= EXERCISE REQUIREMENTS =
Please print every record below exactly as it reads.

--------------------

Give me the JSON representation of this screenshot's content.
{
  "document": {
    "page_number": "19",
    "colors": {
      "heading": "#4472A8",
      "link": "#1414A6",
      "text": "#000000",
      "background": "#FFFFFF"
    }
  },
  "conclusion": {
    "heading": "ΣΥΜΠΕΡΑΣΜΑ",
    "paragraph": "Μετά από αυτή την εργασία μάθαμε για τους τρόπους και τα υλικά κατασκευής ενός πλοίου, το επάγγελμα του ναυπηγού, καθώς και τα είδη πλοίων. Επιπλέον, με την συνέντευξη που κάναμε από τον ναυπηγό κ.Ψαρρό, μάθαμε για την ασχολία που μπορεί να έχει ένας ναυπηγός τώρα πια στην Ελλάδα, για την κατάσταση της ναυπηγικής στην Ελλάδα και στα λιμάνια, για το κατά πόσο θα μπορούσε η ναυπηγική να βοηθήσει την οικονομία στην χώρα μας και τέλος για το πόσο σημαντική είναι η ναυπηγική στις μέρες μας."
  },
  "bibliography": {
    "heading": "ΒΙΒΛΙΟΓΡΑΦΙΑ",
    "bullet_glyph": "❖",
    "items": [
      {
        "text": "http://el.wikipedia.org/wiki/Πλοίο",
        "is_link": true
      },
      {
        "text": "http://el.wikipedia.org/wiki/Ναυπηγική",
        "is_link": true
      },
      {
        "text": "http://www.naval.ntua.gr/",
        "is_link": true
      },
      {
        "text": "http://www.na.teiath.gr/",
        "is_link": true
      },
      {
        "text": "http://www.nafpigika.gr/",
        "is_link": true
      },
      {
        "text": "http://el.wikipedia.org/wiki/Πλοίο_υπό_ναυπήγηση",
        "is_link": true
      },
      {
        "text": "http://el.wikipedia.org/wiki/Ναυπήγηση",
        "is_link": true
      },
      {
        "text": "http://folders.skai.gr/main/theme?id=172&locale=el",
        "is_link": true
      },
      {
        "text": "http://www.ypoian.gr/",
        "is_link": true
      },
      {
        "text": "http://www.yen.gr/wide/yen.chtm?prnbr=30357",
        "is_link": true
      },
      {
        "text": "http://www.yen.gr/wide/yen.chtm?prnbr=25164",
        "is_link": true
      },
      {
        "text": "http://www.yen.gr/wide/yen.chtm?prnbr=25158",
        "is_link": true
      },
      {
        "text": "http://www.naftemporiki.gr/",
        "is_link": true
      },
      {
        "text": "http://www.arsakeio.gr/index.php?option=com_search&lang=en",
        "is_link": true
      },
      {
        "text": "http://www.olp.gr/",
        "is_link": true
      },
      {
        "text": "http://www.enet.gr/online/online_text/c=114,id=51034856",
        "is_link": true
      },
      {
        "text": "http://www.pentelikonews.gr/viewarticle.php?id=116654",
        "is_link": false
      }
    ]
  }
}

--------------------

= EXERCISE SOLUTION =
Give me the JSON representation of this screenshot's content.
{
  "document": {
    "page_number": "19",
    "colors": {
      "heading": "#4472A8",
      "link": "#1414A6",
      "text": "#000000",
      "background": "#FFFFFF"
    }
  },
  "conclusion": {
    "heading": "ΣΥΜΠΕΡΑΣΜΑ",
    "paragraph": "Μετά από αυτή την εργασία μάθαμε για τους τρόπους και τα υλικά κατασκευής ενός πλοίου, το επάγγελμα του ναυπηγού, καθώς και τα είδη πλοίων. Επιπλέον, με την συνέντευξη που κάναμε από τον ναυπηγό κ.Ψαρρό, μάθαμε για την ασχολία που μπορεί να έχει ένας ναυπηγός τώρα πια στην Ελλάδα, για την κατάσταση της ναυπηγικής στην Ελλάδα και στα λιμάνια, για το κατά πόσο θα μπορούσε η ναυπηγική να βοηθήσει την οικονομία στην χώρα μας και τέλος για το πόσο σημαντική είναι η ναυπηγική στις μέρες μας."
  },
  "bibliography": {
    "heading": "ΒΙΒΛΙΟΓΡΑΦΙΑ",
    "bullet_glyph": "❖",
    "items": [
      {
        "text": "http://el.wikipedia.org/wiki/Πλοίο",
        "is_link": true
      },
      {
        "text": "http://el.wikipedia.org/wiki/Ναυπηγική",
        "is_link": true
      },
      {
        "text": "http://www.naval.ntua.gr/",
        "is_link": true
      },
      {
        "text": "http://www.na.teiath.gr/",
        "is_link": true
      },
      {
        "text": "http://www.nafpigika.gr/",
        "is_link": true
      },
      {
        "text": "http://el.wikipedia.org/wiki/Πλοίο_υπό_ναυπήγηση",
        "is_link": true
      },
      {
        "text": "http://el.wikipedia.org/wiki/Ναυπήγηση",
        "is_link": true
      },
      {
        "text": "http://folders.skai.gr/main/theme?id=172&locale=el",
        "is_link": true
      },
      {
        "text": "http://www.ypoian.gr/",
        "is_link": true
      },
      {
        "text": "http://www.yen.gr/wide/yen.chtm?prnbr=30357",
        "is_link": true
      },
      {
        "text": "http://www.yen.gr/wide/yen.chtm?prnbr=25164",
        "is_link": true
      },
      {
        "text": "http://www.yen.gr/wide/yen.chtm?prnbr=25158",
        "is_link": true
      },
      {
        "text": "http://www.naftemporiki.gr/",
        "is_link": true
      },
      {
        "text": "http://www.arsakeio.gr/index.php?option=com_search&lang=en",
        "is_link": true
      },
      {
        "text": "http://www.olp.gr/",
        "is_link": true
      },
      {
        "text": "http://www.enet.gr/online/online_text/c=114,id=51034856",
        "is_link": true
      },
      {
        "text": "http://www.pentelikonews.gr/viewarticle.php?id=116654",
        "is_link": false
      }
    ]
  }
}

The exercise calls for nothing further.